New to me, from KCET: Bright Colors, Big City: One Man’s Massive Collection of Postwar California Print Media. “Inside a cheerful Koreatown home, the promise of post-war Los Angeles is spread across the kitchen table. It is but a fraction of the collection of J.J. Englender, curator of the vivid online archive ADSAUSAGE. There are local magazines, ad inserts, teen ‘zines, and trade brochures, all brightly colored and striking, advertising the growth and vibrancy of 1950s-‘80s California. They are the tangible embodiment of the dreams of Englender, a friendly, optimistic man, whose childhood love of 20th-century kitsch and Hollywood has grown into an archive of thousands of pieces.”

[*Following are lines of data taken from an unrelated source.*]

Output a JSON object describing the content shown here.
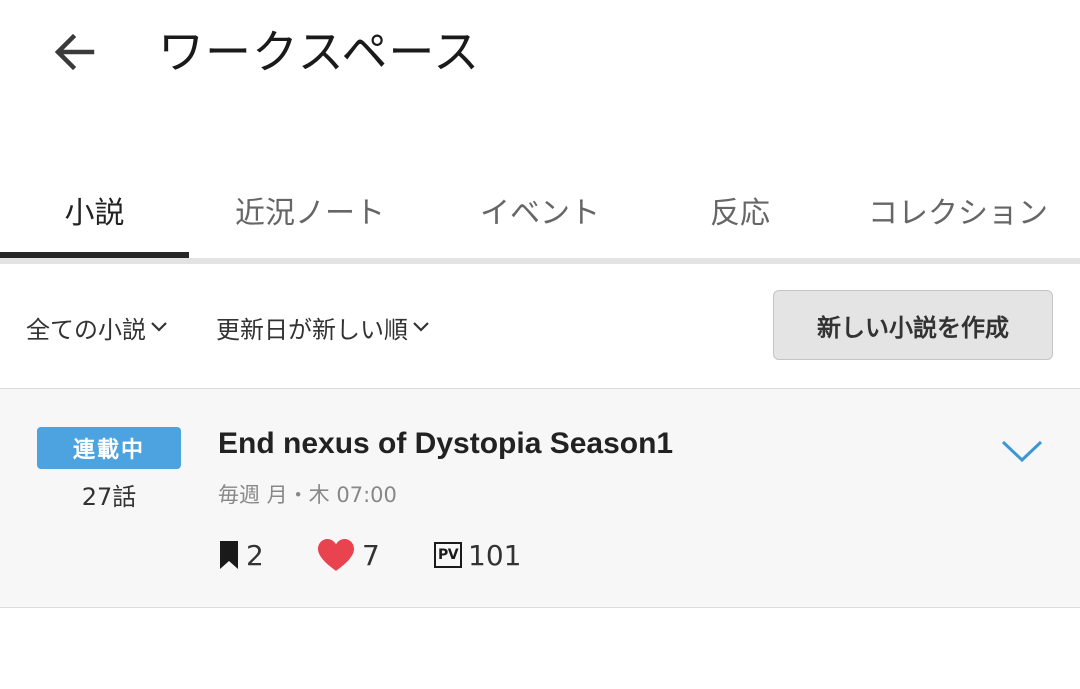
{
  "header": {
    "back_icon": "arrow-left-icon",
    "title": "ワークスペース"
  },
  "tabs": [
    {
      "label": "小説",
      "active": true
    },
    {
      "label": "近況ノート",
      "active": false
    },
    {
      "label": "イベント",
      "active": false
    },
    {
      "label": "反応",
      "active": false
    },
    {
      "label": "コレクション",
      "active": false
    }
  ],
  "filters": {
    "category": {
      "selected": "全ての小説",
      "icon": "chevron-down-icon"
    },
    "sort": {
      "selected": "更新日が新しい順",
      "icon": "chevron-down-icon"
    },
    "create_button_label": "新しい小説を作成"
  },
  "works": [
    {
      "status": "連載中",
      "episodes": "27話",
      "title": "End nexus of Dystopia Season1",
      "schedule": "毎週 月・木 07:00",
      "bookmarks": "2",
      "hearts": "7",
      "pv_label": "PV",
      "pv": "101",
      "expand_icon": "chevron-down-icon"
    }
  ],
  "colors": {
    "accent": "#4da3e0",
    "heart": "#e8434f",
    "active_tab_indicator": "#262626",
    "card_background": "#f7f7f7",
    "button_background": "#e4e4e4"
  }
}
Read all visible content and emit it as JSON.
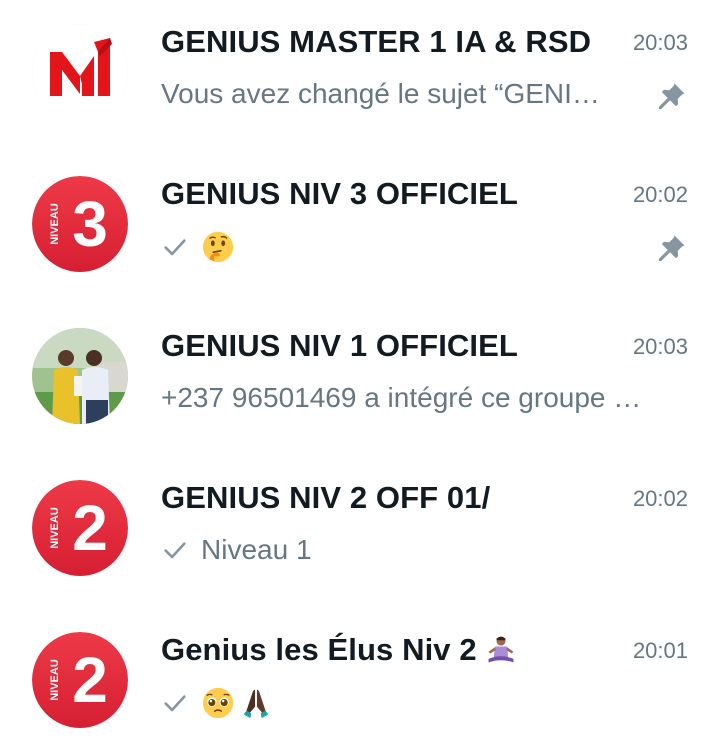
{
  "chats": [
    {
      "title": "GENIUS MASTER 1 IA & RSD",
      "time": "20:03",
      "preview": "Vous avez changé le sujet “GENI…",
      "pinned": true,
      "avatar": "master-logo-icon"
    },
    {
      "title": "GENIUS NIV 3 OFFICIEL",
      "time": "20:02",
      "preview": "",
      "pinned": true,
      "avatar": "niveau-3-badge-icon",
      "avatar_text": "NIVEAU",
      "avatar_number": "3"
    },
    {
      "title": "GENIUS NIV 1 OFFICIEL",
      "time": "20:03",
      "preview": "+237 96501469 a intégré ce groupe …",
      "pinned": false,
      "avatar": "group-photo"
    },
    {
      "title": "GENIUS NIV 2 OFF 01/",
      "time": "20:02",
      "preview": "Niveau 1",
      "pinned": false,
      "avatar": "niveau-2-badge-icon",
      "avatar_text": "NIVEAU",
      "avatar_number": "2"
    },
    {
      "title": "Genius les Élus Niv 2",
      "time": "20:01",
      "preview": "",
      "pinned": false,
      "avatar": "niveau-2-badge-icon",
      "avatar_text": "NIVEAU",
      "avatar_number": "2"
    }
  ],
  "colors": {
    "badge_red": "#e5283a",
    "logo_red": "#e3151b",
    "title": "#111b21",
    "secondary": "#667781"
  }
}
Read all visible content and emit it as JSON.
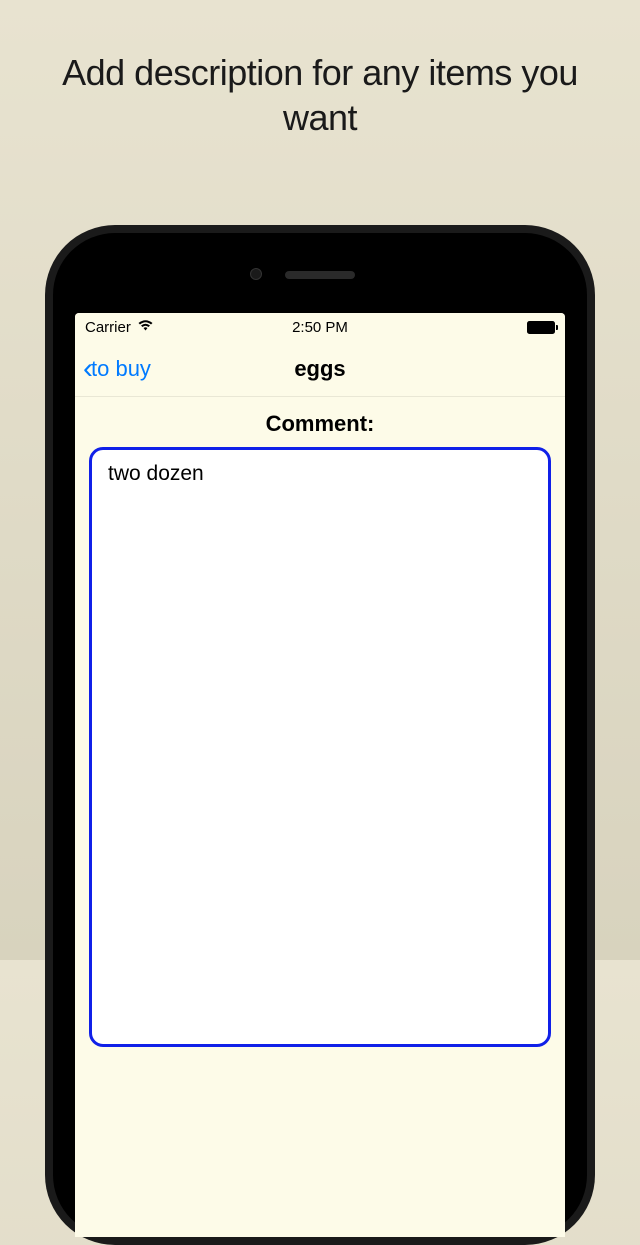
{
  "promo": {
    "heading": "Add description for any items you want"
  },
  "statusBar": {
    "carrier": "Carrier",
    "time": "2:50 PM"
  },
  "navBar": {
    "backLabel": "to buy",
    "title": "eggs"
  },
  "content": {
    "sectionHeader": "Comment:",
    "commentValue": "two dozen"
  }
}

Business Insider: Google’s been running a secret test to detect bogus ads — and its findings should make the industry nervous. “To get a sense of the scope of this problem, Google has been quietly conducting tests with a handful of major media properties, including NBCU, CBS, and The New York Times, people familiar with the matter told Business Insider. During these tests, Google and the partners shut off all of their programmatic ad inventory for brief periods, say, 10 to 15 minutes, and then scour the ad exchanges to see what’s listed. Google and its partners found thousands if not millions of video and display ad spots still available on multiple ad exchanges, despite no ads actually being for sale at that time, the people said, asking not to be identified because the results haven’t been publicly released.”
Digiday: Facebook always wins: Data shows publishers are buying far more Facebook traffic. “Publishers may have bones to pick with Facebook over declining organic reach and monetization issues. But that hasn’t stopped them from buying a lot more traffic from the platform lately. According to analysis of over 1 million dark posts, or paid posts targeted at a specific audience segment on a platform, shared by more than 400 publishers, the average number of paid monthly impressions from Facebook over the past 18 months has more than doubled, according to Keywee data.”
Advertising Age: Sound and Maybe Fury: Facebook Turns Up Volume on Video Ads, Spins It as Good News. “Facebook is making (sound) waves with autoplay videos that start running with the volume already turned up. Some users have begun seeing messages describing the shift — away from autoplay video that at least started on mute — as convenient.” “convenient”? You misspelled “annoying”.
TechCrunch: Google bans its ads on sites that use those annoying ‘pop-unders’. “Google today clarified a change to its ad policies, which have now been updated to include a ban on Google advertisements on any websites that utilize ‘pop-under’ advertisements. These obnoxious, irritating and often spammy advertisements are those that load ‘under’ your current window – meaning you don’t see them until you minimize your browser.” Good.
CNET: Coming soon to Facebook Messenger: More ads. “Your Facebook Messenger home screen may no longer be just an inbox for messaging friends. Facebook’s dedicated messaging app will be extending its beta test of ad placement on users’ home screens globally, building on successful tests in Australia and Thailand, according to the company’s blog post.”